(Records from a dataset)
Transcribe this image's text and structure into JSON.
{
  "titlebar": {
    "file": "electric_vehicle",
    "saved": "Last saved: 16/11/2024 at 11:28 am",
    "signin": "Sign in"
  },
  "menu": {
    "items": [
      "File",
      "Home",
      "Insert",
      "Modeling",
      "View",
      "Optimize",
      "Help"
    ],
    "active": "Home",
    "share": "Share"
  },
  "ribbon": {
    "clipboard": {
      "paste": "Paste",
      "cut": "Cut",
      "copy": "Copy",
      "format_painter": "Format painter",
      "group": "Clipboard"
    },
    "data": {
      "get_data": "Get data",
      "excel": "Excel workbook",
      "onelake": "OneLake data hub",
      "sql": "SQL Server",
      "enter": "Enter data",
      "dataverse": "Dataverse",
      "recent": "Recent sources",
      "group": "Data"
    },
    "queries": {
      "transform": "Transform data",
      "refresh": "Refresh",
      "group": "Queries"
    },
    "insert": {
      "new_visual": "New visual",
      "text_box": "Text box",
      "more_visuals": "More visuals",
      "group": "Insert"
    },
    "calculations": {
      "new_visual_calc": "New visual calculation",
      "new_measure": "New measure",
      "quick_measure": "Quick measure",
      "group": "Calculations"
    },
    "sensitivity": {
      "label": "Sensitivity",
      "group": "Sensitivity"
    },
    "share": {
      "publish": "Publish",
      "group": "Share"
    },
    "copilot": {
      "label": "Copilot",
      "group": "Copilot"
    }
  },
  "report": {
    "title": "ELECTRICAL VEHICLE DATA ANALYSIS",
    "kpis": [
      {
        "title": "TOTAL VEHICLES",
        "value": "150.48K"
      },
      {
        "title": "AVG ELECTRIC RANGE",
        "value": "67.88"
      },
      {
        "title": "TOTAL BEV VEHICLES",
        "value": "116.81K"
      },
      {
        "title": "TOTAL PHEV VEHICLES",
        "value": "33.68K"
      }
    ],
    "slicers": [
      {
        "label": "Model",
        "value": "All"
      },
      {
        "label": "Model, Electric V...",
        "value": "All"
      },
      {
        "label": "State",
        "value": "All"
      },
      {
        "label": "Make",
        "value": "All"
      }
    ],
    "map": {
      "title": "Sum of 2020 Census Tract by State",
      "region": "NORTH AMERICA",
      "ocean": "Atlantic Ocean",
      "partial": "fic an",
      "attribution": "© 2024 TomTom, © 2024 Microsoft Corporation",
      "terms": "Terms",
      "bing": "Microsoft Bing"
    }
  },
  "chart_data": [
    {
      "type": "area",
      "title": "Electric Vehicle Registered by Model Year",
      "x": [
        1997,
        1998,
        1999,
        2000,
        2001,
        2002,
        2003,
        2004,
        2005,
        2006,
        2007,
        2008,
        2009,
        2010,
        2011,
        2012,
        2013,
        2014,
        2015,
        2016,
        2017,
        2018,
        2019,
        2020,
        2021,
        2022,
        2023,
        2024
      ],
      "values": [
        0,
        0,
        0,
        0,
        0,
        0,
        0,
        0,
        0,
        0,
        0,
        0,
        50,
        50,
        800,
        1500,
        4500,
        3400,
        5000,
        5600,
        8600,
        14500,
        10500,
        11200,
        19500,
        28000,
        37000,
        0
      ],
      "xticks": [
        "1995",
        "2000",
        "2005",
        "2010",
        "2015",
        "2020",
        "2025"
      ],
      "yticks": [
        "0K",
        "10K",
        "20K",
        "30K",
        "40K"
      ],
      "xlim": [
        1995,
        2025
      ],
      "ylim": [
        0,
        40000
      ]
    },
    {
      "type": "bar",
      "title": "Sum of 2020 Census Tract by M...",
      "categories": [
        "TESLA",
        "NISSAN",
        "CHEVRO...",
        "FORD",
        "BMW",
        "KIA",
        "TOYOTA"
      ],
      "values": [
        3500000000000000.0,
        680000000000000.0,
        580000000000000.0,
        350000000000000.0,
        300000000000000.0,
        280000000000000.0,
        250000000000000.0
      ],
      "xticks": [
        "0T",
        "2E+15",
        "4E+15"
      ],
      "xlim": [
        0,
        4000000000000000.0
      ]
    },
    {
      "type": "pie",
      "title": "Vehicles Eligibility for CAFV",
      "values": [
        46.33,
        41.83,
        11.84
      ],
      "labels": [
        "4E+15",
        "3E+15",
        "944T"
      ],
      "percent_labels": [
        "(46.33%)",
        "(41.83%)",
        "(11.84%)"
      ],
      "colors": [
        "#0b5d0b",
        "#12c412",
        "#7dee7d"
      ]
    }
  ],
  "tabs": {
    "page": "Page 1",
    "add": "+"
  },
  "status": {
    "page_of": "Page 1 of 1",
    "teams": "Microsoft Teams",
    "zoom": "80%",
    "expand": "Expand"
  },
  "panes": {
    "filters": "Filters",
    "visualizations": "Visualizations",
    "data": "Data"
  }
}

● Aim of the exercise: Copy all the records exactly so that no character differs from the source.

● Finished exercise:
Transcribe this image's text and structure into JSON.
{
  "titlebar": {
    "file": "electric_vehicle",
    "saved": "Last saved: 16/11/2024 at 11:28 am",
    "signin": "Sign in"
  },
  "menu": {
    "items": [
      "File",
      "Home",
      "Insert",
      "Modeling",
      "View",
      "Optimize",
      "Help"
    ],
    "active": "Home",
    "share": "Share"
  },
  "ribbon": {
    "clipboard": {
      "paste": "Paste",
      "cut": "Cut",
      "copy": "Copy",
      "format_painter": "Format painter",
      "group": "Clipboard"
    },
    "data": {
      "get_data": "Get data",
      "excel": "Excel workbook",
      "onelake": "OneLake data hub",
      "sql": "SQL Server",
      "enter": "Enter data",
      "dataverse": "Dataverse",
      "recent": "Recent sources",
      "group": "Data"
    },
    "queries": {
      "transform": "Transform data",
      "refresh": "Refresh",
      "group": "Queries"
    },
    "insert": {
      "new_visual": "New visual",
      "text_box": "Text box",
      "more_visuals": "More visuals",
      "group": "Insert"
    },
    "calculations": {
      "new_visual_calc": "New visual calculation",
      "new_measure": "New measure",
      "quick_measure": "Quick measure",
      "group": "Calculations"
    },
    "sensitivity": {
      "label": "Sensitivity",
      "group": "Sensitivity"
    },
    "share": {
      "publish": "Publish",
      "group": "Share"
    },
    "copilot": {
      "label": "Copilot",
      "group": "Copilot"
    }
  },
  "report": {
    "title": "ELECTRICAL VEHICLE DATA ANALYSIS",
    "kpis": [
      {
        "title": "TOTAL VEHICLES",
        "value": "150.48K"
      },
      {
        "title": "AVG ELECTRIC RANGE",
        "value": "67.88"
      },
      {
        "title": "TOTAL BEV VEHICLES",
        "value": "116.81K"
      },
      {
        "title": "TOTAL PHEV VEHICLES",
        "value": "33.68K"
      }
    ],
    "slicers": [
      {
        "label": "Model",
        "value": "All"
      },
      {
        "label": "Model, Electric V...",
        "value": "All"
      },
      {
        "label": "State",
        "value": "All"
      },
      {
        "label": "Make",
        "value": "All"
      }
    ],
    "map": {
      "title": "Sum of 2020 Census Tract by State",
      "region": "NORTH AMERICA",
      "ocean": "Atlantic Ocean",
      "partial": "fic an",
      "attribution": "© 2024 TomTom, © 2024 Microsoft Corporation",
      "terms": "Terms",
      "bing": "Microsoft Bing"
    }
  },
  "chart_data": [
    {
      "type": "area",
      "title": "Electric Vehicle Registered by Model Year",
      "x": [
        1997,
        1998,
        1999,
        2000,
        2001,
        2002,
        2003,
        2004,
        2005,
        2006,
        2007,
        2008,
        2009,
        2010,
        2011,
        2012,
        2013,
        2014,
        2015,
        2016,
        2017,
        2018,
        2019,
        2020,
        2021,
        2022,
        2023,
        2024
      ],
      "values": [
        0,
        0,
        0,
        0,
        0,
        0,
        0,
        0,
        0,
        0,
        0,
        0,
        50,
        50,
        800,
        1500,
        4500,
        3400,
        5000,
        5600,
        8600,
        14500,
        10500,
        11200,
        19500,
        28000,
        37000,
        0
      ],
      "xticks": [
        "1995",
        "2000",
        "2005",
        "2010",
        "2015",
        "2020",
        "2025"
      ],
      "yticks": [
        "0K",
        "10K",
        "20K",
        "30K",
        "40K"
      ],
      "xlim": [
        1995,
        2025
      ],
      "ylim": [
        0,
        40000
      ]
    },
    {
      "type": "bar",
      "title": "Sum of 2020 Census Tract by M...",
      "categories": [
        "TESLA",
        "NISSAN",
        "CHEVRO...",
        "FORD",
        "BMW",
        "KIA",
        "TOYOTA"
      ],
      "values": [
        3500000000000000.0,
        680000000000000.0,
        580000000000000.0,
        350000000000000.0,
        300000000000000.0,
        280000000000000.0,
        250000000000000.0
      ],
      "xticks": [
        "0T",
        "2E+15",
        "4E+15"
      ],
      "xlim": [
        0,
        4000000000000000.0
      ]
    },
    {
      "type": "pie",
      "title": "Vehicles Eligibility for CAFV",
      "values": [
        46.33,
        41.83,
        11.84
      ],
      "labels": [
        "4E+15",
        "3E+15",
        "944T"
      ],
      "percent_labels": [
        "(46.33%)",
        "(41.83%)",
        "(11.84%)"
      ],
      "colors": [
        "#0b5d0b",
        "#12c412",
        "#7dee7d"
      ]
    }
  ],
  "tabs": {
    "page": "Page 1",
    "add": "+"
  },
  "status": {
    "page_of": "Page 1 of 1",
    "teams": "Microsoft Teams",
    "zoom": "80%",
    "expand": "Expand"
  },
  "panes": {
    "filters": "Filters",
    "visualizations": "Visualizations",
    "data": "Data"
  }
}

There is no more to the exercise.